Page and application data records:
BEGIN
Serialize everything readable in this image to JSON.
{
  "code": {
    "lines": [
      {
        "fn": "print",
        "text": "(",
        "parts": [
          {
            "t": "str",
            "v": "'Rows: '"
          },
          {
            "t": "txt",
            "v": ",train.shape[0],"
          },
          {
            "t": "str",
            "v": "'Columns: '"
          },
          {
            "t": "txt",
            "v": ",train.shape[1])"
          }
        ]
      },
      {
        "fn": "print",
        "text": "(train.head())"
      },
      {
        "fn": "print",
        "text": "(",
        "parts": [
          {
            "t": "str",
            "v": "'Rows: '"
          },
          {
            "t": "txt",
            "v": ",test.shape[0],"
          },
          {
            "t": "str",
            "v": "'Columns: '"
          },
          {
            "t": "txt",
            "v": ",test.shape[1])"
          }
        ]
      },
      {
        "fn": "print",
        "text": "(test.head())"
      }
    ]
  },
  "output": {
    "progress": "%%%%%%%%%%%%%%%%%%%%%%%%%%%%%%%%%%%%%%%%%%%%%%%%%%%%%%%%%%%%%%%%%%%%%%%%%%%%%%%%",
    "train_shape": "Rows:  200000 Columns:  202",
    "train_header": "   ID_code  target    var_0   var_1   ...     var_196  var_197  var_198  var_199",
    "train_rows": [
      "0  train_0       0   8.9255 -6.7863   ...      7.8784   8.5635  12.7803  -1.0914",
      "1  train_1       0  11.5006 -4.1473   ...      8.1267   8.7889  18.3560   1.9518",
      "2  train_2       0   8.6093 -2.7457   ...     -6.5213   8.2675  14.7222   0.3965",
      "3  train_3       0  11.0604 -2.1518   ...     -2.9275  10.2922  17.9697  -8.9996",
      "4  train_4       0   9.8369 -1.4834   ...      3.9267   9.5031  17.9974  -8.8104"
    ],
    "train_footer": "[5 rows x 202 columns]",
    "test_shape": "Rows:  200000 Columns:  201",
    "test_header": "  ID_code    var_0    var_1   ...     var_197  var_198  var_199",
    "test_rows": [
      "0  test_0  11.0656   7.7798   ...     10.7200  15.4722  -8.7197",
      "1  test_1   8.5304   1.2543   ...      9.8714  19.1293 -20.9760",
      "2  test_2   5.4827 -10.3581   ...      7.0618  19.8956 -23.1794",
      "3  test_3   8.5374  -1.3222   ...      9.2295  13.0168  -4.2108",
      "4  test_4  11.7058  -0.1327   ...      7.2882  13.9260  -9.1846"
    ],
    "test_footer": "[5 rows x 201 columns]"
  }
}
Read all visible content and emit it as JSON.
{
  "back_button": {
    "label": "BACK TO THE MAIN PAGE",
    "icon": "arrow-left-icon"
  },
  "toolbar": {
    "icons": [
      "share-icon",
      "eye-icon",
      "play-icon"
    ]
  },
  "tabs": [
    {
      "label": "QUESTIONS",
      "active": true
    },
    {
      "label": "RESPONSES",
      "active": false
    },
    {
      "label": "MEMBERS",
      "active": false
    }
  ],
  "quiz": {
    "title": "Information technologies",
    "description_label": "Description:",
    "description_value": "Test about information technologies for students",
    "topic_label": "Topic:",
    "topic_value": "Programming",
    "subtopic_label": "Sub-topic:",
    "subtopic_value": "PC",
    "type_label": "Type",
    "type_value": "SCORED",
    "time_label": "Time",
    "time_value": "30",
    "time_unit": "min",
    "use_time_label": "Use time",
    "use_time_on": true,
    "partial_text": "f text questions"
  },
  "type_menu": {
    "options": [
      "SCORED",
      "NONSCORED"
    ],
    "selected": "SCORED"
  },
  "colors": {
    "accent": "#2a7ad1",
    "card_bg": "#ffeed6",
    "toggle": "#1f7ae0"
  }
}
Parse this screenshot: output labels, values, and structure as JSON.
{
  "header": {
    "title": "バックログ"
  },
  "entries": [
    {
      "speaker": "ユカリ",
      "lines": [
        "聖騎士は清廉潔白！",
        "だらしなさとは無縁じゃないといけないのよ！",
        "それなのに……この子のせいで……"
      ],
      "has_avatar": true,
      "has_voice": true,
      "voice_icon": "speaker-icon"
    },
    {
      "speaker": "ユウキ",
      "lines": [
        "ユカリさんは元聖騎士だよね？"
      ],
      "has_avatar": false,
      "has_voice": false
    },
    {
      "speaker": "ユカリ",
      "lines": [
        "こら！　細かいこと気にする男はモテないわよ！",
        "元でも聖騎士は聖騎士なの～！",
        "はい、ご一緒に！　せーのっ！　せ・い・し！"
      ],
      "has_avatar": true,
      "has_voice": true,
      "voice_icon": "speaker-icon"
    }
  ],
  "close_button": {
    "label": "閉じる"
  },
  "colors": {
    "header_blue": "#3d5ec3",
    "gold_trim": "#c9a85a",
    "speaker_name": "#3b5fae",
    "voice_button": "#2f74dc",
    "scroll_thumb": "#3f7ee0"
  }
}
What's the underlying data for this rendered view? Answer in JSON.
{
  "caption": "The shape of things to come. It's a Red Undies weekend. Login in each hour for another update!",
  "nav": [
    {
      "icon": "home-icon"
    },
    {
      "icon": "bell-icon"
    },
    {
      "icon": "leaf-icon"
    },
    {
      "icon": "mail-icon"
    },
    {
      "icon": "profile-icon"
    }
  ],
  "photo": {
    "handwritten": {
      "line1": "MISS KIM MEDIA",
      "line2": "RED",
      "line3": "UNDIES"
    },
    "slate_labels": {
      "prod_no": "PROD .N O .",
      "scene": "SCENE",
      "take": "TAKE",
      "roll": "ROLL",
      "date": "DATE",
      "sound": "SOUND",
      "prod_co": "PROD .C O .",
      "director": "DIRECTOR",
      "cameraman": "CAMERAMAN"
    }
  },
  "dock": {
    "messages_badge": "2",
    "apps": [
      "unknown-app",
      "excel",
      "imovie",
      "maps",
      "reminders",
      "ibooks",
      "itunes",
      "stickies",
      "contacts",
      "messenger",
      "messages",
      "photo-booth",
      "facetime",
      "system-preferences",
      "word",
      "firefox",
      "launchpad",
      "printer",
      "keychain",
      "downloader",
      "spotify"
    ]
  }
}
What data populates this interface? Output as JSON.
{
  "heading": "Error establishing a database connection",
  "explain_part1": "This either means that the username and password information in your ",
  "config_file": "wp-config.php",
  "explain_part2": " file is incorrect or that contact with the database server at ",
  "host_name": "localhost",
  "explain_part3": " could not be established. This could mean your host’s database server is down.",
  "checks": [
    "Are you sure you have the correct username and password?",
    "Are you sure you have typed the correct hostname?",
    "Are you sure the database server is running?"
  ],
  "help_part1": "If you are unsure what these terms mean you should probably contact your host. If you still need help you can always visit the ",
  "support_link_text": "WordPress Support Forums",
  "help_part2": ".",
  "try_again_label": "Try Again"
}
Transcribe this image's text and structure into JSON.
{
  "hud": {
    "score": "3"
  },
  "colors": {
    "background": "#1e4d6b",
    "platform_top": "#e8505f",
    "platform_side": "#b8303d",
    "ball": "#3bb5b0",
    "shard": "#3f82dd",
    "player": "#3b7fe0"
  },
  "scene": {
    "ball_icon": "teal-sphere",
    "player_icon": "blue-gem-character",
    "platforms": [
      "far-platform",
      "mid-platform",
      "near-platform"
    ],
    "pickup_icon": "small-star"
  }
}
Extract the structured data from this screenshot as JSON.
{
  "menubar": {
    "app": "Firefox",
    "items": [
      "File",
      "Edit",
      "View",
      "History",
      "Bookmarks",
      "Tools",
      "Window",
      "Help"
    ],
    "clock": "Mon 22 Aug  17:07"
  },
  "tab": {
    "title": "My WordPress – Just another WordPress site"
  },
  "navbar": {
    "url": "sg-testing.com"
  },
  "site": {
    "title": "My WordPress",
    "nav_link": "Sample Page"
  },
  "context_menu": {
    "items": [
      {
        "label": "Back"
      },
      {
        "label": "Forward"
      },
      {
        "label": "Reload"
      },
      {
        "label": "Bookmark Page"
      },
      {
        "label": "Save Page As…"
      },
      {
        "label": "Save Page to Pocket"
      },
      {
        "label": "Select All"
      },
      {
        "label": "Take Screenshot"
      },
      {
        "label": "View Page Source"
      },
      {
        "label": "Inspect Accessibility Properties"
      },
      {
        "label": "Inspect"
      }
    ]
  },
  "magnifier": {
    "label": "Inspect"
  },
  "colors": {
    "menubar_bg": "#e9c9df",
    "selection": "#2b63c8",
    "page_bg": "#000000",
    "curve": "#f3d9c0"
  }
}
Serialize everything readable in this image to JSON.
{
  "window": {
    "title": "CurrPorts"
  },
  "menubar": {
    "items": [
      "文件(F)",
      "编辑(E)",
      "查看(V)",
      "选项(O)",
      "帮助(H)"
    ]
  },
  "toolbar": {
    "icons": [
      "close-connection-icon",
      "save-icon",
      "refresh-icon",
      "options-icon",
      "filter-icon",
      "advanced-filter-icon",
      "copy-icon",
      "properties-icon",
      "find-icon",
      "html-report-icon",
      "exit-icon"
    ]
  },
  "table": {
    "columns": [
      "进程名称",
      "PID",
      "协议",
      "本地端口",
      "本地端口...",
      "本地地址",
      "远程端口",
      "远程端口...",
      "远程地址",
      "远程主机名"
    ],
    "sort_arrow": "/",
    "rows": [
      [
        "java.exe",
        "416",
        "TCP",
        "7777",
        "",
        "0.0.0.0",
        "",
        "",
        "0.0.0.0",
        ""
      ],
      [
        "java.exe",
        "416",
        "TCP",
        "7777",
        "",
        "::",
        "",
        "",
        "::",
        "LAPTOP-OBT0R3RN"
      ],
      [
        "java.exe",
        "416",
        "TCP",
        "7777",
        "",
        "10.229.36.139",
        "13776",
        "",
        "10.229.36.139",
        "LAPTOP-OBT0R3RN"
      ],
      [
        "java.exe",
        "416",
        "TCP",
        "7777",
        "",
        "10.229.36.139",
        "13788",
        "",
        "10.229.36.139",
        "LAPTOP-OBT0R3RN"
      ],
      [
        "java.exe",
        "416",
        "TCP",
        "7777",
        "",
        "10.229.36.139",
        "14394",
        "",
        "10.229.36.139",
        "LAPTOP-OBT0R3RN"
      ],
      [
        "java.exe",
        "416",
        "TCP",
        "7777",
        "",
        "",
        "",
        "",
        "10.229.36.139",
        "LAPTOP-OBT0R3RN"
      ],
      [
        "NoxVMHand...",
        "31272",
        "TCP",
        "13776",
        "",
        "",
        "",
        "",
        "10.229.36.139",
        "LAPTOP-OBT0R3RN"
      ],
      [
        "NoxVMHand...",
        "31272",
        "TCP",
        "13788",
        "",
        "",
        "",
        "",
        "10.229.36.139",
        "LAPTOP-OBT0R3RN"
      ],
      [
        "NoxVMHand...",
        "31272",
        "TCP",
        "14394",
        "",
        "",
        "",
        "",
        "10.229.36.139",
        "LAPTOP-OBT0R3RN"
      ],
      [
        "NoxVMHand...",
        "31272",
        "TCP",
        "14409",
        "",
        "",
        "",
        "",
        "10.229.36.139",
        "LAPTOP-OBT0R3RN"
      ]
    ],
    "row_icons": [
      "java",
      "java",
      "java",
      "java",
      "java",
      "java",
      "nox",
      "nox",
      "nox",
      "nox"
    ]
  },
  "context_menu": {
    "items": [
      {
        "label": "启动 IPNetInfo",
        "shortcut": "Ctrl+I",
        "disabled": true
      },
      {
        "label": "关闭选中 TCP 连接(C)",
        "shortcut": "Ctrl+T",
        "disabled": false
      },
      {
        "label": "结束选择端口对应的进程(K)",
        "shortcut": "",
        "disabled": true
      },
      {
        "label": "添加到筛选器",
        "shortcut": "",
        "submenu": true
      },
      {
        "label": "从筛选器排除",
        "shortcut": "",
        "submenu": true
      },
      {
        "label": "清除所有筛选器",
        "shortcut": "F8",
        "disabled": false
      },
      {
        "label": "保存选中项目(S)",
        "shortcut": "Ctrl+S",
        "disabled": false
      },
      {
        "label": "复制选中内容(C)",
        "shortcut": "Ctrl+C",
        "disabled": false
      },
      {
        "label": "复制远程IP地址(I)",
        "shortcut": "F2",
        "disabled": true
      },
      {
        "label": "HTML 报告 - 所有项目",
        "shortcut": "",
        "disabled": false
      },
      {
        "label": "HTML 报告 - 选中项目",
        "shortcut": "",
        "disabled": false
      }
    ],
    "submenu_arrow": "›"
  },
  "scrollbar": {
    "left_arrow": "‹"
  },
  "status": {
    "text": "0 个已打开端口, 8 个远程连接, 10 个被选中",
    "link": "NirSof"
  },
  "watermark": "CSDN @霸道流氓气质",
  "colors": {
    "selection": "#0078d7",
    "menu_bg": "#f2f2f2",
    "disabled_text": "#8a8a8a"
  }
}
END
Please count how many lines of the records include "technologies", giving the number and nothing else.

2